In giving women agency and the freedom to exhibit a variety of motivations and character traits, it reminded me of Le Guin's Earthsea series; also, of course, it featured a variety of not-particularly-Western people, often described by the color of their skin (almost none of which were "white"), coping with an uncooperative earthquake situation. Yes, there was magic. Yes, there was racism. Yes, family and social structures were highlighted and important. But whereas Le Guin's stories usually turn inwards, focusing on small-scale solutions and interpersonal conflict, Jemisin's story grew bigger and bigger, accreting import and severity as the characters (inevitably) levelled-up in magic and in their understanding of what is really going on with the social structure. The scope ballooned in typical fantasy style, and it did it magnificently.

There's always an interesting feature of reading a novel (especially digitally): the images conjured in my mind are completely my own, not even influenced by cover art. I appreciate that Jemisin consistently reminded her readers that her characters, and everyone in her world, was a shade of brown, lest our whitewashing imaginations run away with us. The geography --- unsurprisingly an often-described feature in a book about lethal geological activity --- was often described in magical-intuitive terms, as if one could sense the pockets of magma circulating below. Vegetation gets short shrift. This was okay with me, as it meant that my brain often substituted settings from From Dust, a video game where gameplay consists of reshaping geography by dropping lava and trying to avoid too much destruction of villages.

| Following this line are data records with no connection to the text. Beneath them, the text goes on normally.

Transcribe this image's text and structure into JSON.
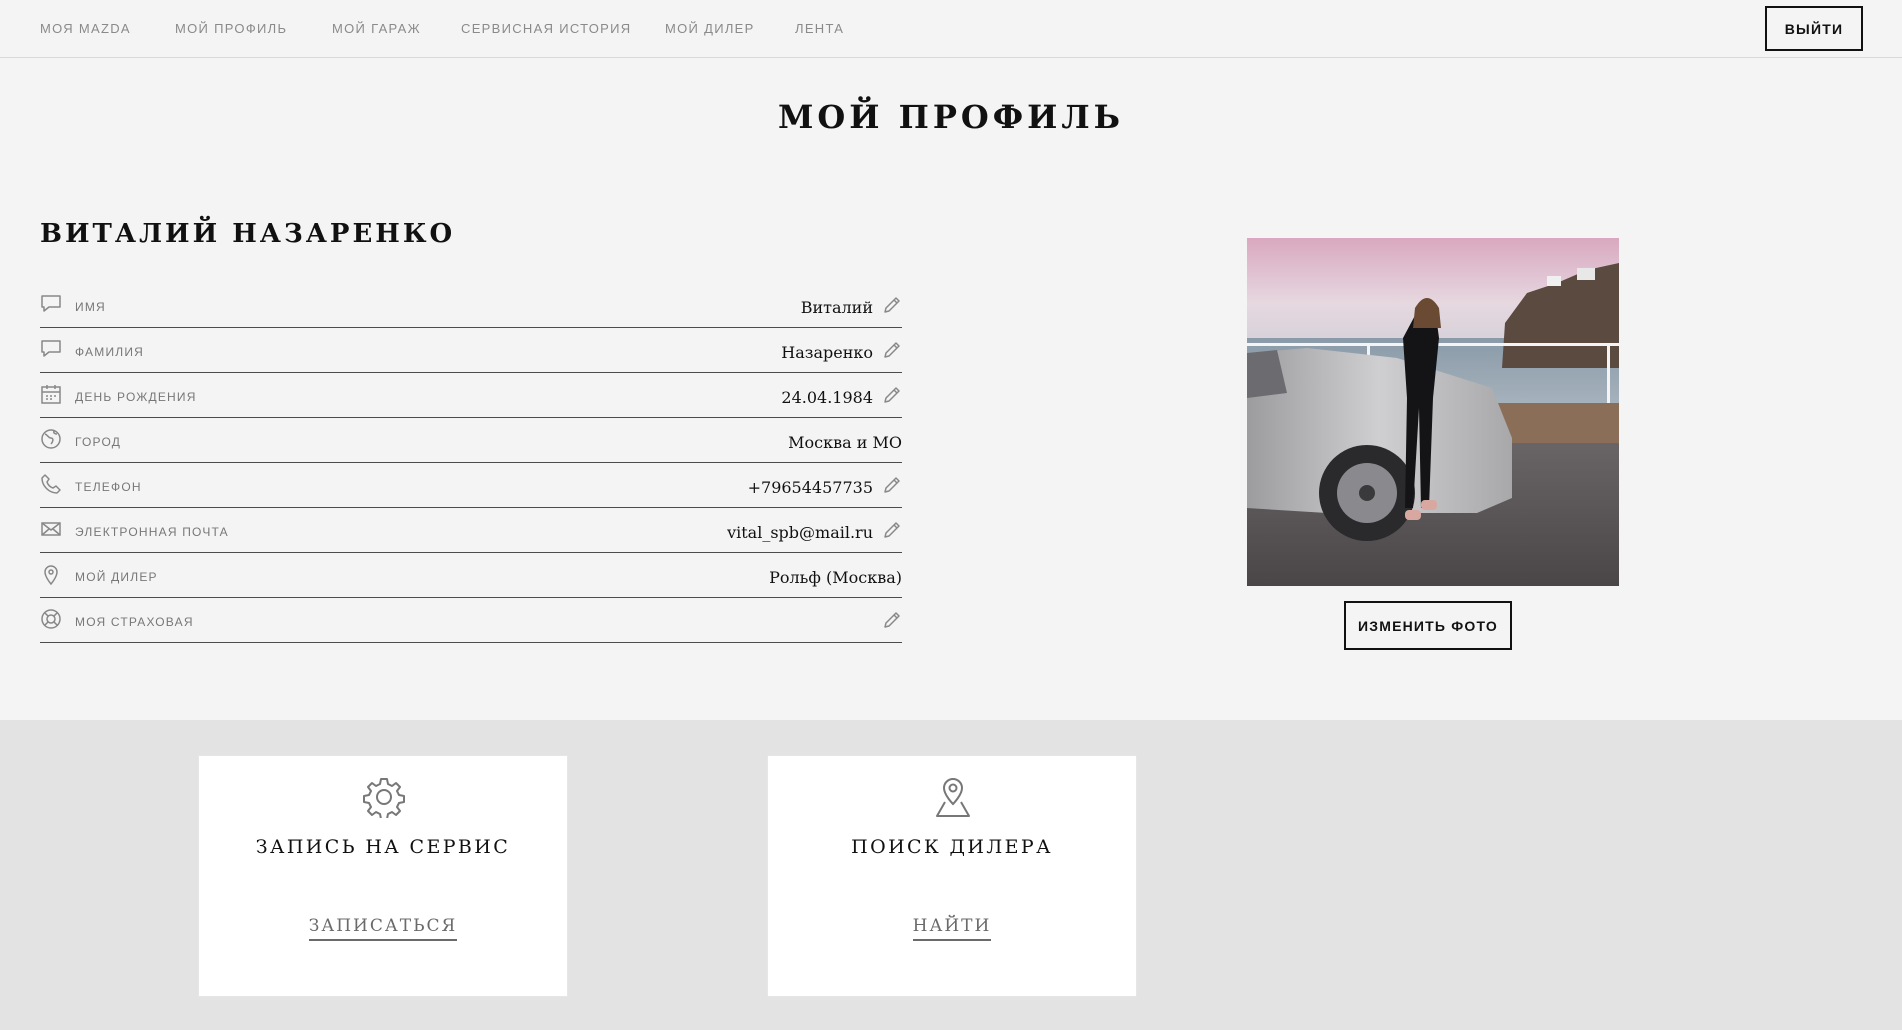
{
  "nav": {
    "items": [
      "МОЯ MAZDA",
      "МОЙ ПРОФИЛЬ",
      "МОЙ ГАРАЖ",
      "СЕРВИСНАЯ ИСТОРИЯ",
      "МОЙ ДИЛЕР",
      "ЛЕНТА"
    ],
    "logout_label": "ВЫЙТИ"
  },
  "page": {
    "title": "МОЙ ПРОФИЛЬ"
  },
  "profile": {
    "full_name": "ВИТАЛИЙ НАЗАРЕНКО",
    "fields": [
      {
        "icon": "speech-bubble-icon",
        "label": "ИМЯ",
        "value": "Виталий",
        "editable": true
      },
      {
        "icon": "speech-bubble-icon",
        "label": "ФАМИЛИЯ",
        "value": "Назаренко",
        "editable": true
      },
      {
        "icon": "calendar-icon",
        "label": "ДЕНЬ РОЖДЕНИЯ",
        "value": "24.04.1984",
        "editable": true
      },
      {
        "icon": "globe-icon",
        "label": "ГОРОД",
        "value": "Москва и МО",
        "editable": false
      },
      {
        "icon": "phone-icon",
        "label": "ТЕЛЕФОН",
        "value": "+79654457735",
        "editable": true
      },
      {
        "icon": "envelope-icon",
        "label": "ЭЛЕКТРОННАЯ ПОЧТА",
        "value": "vital_spb@mail.ru",
        "editable": true
      },
      {
        "icon": "location-pin-icon",
        "label": "МОЙ ДИЛЕР",
        "value": "Рольф (Москва)",
        "editable": false
      },
      {
        "icon": "lifebuoy-icon",
        "label": "МОЯ СТРАХОВАЯ",
        "value": "",
        "editable": true
      }
    ],
    "change_photo_label": "ИЗМЕНИТЬ ФОТО"
  },
  "cards": [
    {
      "icon": "gear-icon",
      "title": "ЗАПИСЬ НА СЕРВИС",
      "link": "ЗАПИСАТЬСЯ"
    },
    {
      "icon": "map-pin-icon",
      "title": "ПОИСК ДИЛЕРА",
      "link": "НАЙТИ"
    }
  ],
  "colors": {
    "background": "#f4f4f4",
    "bottom_section": "#e3e3e3",
    "text": "#111111",
    "muted": "#8a8a8a"
  }
}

Describing a book by its magical system, and then by similar-but-distinct things that it reminded me of, is surely a disappointing and unsatisfying type of recommendation. The book was great. You should read it for yourself. I'm not alone in liking it; it won the Hugo award!

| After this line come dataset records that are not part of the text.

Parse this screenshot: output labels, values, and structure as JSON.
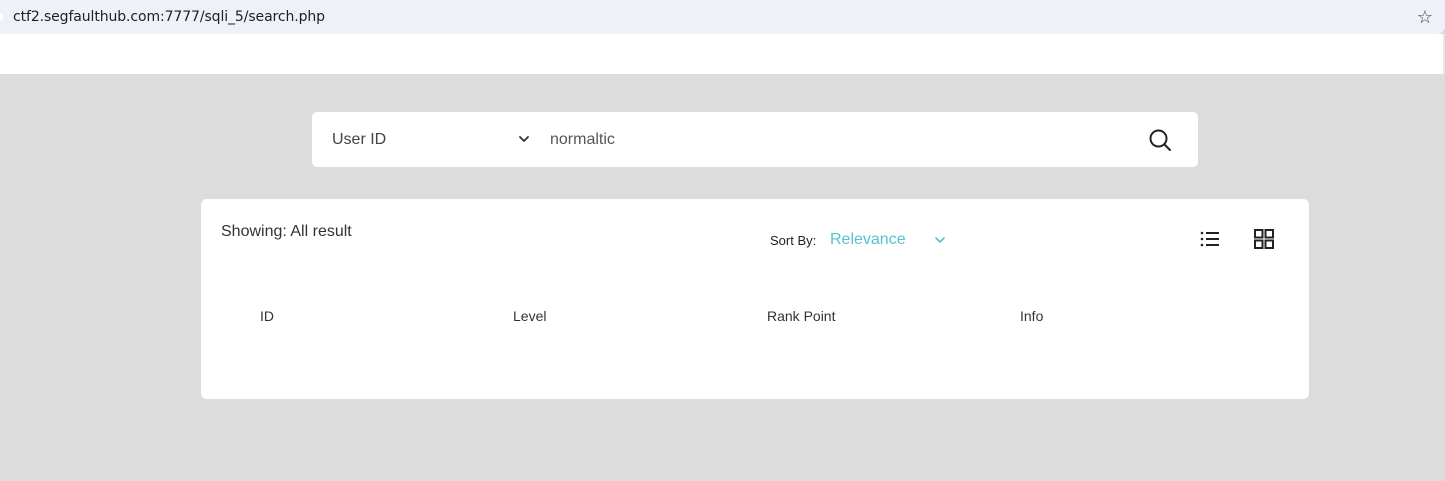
{
  "browser": {
    "url": "ctf2.segfaulthub.com:7777/sqli_5/search.php",
    "bookmark_icon": "star-icon"
  },
  "search": {
    "field_selected": "User ID",
    "query_value": "normaltic",
    "query_placeholder": "",
    "search_icon": "search-icon"
  },
  "results": {
    "showing_text": "Showing: All result",
    "sort_label": "Sort By:",
    "sort_value": "Relevance",
    "columns": [
      "ID",
      "Level",
      "Rank Point",
      "Info"
    ]
  },
  "colors": {
    "page_bg": "#dcdcdc",
    "accent": "#58c2d0",
    "card_bg": "#ffffff"
  }
}
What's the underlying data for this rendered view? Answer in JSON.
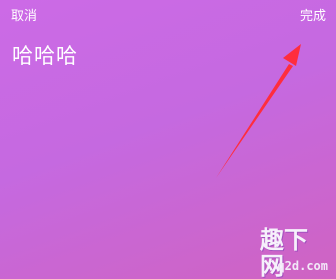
{
  "topbar": {
    "cancel_label": "取消",
    "done_label": "完成"
  },
  "note": {
    "text": "哈哈哈"
  },
  "annotation": {
    "arrow_color": "#ff2d3d",
    "arrow_icon": "red-arrow-annotation"
  },
  "watermark": {
    "brand": "趣下网",
    "domain": "q2d.com"
  },
  "theme": {
    "background_start": "#cc6ae6",
    "background_end": "#cf63c2",
    "text_color": "#ffffff"
  }
}
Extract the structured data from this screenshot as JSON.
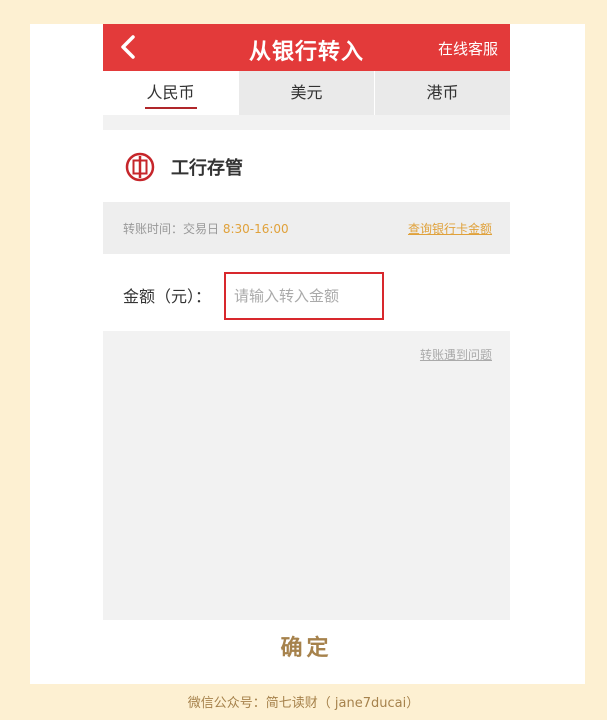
{
  "header": {
    "title": "从银行转入",
    "service_label": "在线客服"
  },
  "tabs": [
    {
      "label": "人民币",
      "active": true
    },
    {
      "label": "美元",
      "active": false
    },
    {
      "label": "港币",
      "active": false
    }
  ],
  "bank": {
    "name": "工行存管",
    "logo_icon": "icbc-logo-icon"
  },
  "transfer_time": {
    "label": "转账时间：交易日 ",
    "hours": "8:30-16:00",
    "query_link": "查询银行卡金额"
  },
  "amount": {
    "label": "金额（元）：",
    "placeholder": "请输入转入金额",
    "value": ""
  },
  "problem_link": "转账遇到问题",
  "confirm_label": "确定",
  "footer": "微信公众号：简七读财（ jane7ducai）",
  "colors": {
    "header_bg": "#e33a3a",
    "accent_gold": "#e0a13a",
    "confirm_text": "#a6824c",
    "page_bg": "#fdf0d2"
  }
}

This post's theme word is sorb, "to take up and hold by ad/absorption." The soil can only sorb so much groundwater before a disastrous flood ensues.